Experts say the risk of being addicted to the highly-popular game is increased because it is a feast for the senses.
This is especially since it is an augmented reality game, which requires players to have a live direct or indirect view of their physical surroundings.
“The risk of addiction is increased as there are multiple sensory bombardments that sustain playing Pokémon GO.
“Such sensory bombardments are continuous, leading to pleasure and satisfaction highs once players level up in the game and are motivated to continue,” explains Universiti Sains Malaysia criminologist and psychologist Dr Geshina Ayu Mat Saat.
She says this can be dangerous as it makes individuals dependent on the game for pleasure or happiness and some people may confuse the two.
“It could also lead to despair when the game is concluded, when they experience problems, or when a level objective could not be met.
“These are similar responses that an addict experiences.

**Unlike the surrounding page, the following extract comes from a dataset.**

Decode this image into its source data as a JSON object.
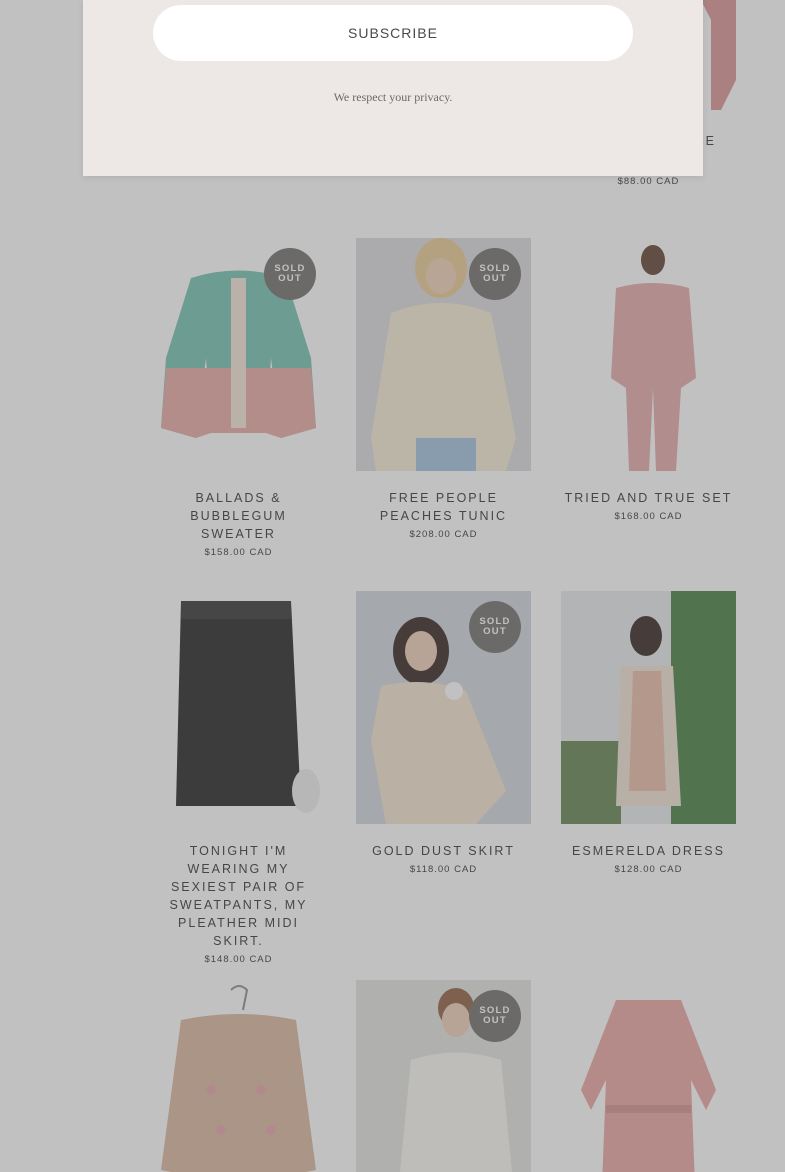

Normal functioning is disrupted, the least being in terms of sleeping and eating patterns,” Dr Geshina says.
Other aspects that could be affected are family interaction, work-life balance, carrying out responsibilities and daily tasks.

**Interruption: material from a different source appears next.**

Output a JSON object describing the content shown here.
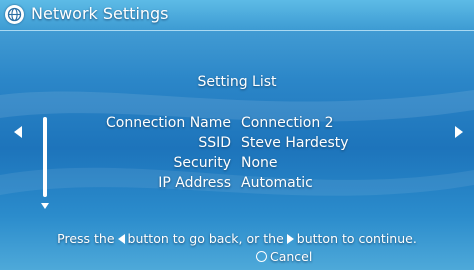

Dr Geshina finds that there are pros and cons to playing the game.
“On one hand, players will get more physical exercise, apply problem-solving skills, and have some social interaction when they meet other players in real life,” she says.
But on the other hand, too much focus on their phones may narrow their perception, leading to selective attention on the immediate environment to fulfil the needs of the game rather than a genuine appreciation of the outdoors.
“Social interaction may be limited to brusque questions of where the characters are, rather than polite or pleasant queries to initiate meaningful conversation,” says Dr Geshina.
She also notes that there is also a possibility that players, especially children, will be unable to separate between reality and the game as it blurs the lines and makes players a living game avatar.
Malaysian Mental Health Association deputy president and consultant psychiatrist Datuk Dr Andrew Mohanraj Chandrasekaran says people are generally eager to embrace new technology and will surely warm up to augmented reality games like Pokémon GO.
Describing the game as “taking it one step further”, he says one positive point of the game is that it can motivate people to get out more and connect with others with common interests.
“This is particularly relevant to people with introverted personalities and those suffering from depression.”
Dr Andrew, however, points out that the game can be a double-edged sword and could also work negatively in making people more engrossed in their phones.
“Ultimately, technology must be embraced for the right purpose – be it for recreational, therapeutic or competitive purposes.
“Technology can also be harmful, destroy interpersonal relationship, affect social cohesion, blur the lines between appropriate and inappropriate behaviour and cause confusion between reality and the virtual world.
“Knowing how to embrace technology in a balanced manner is the answer,” he says.
Sources: The Star/Asia News Network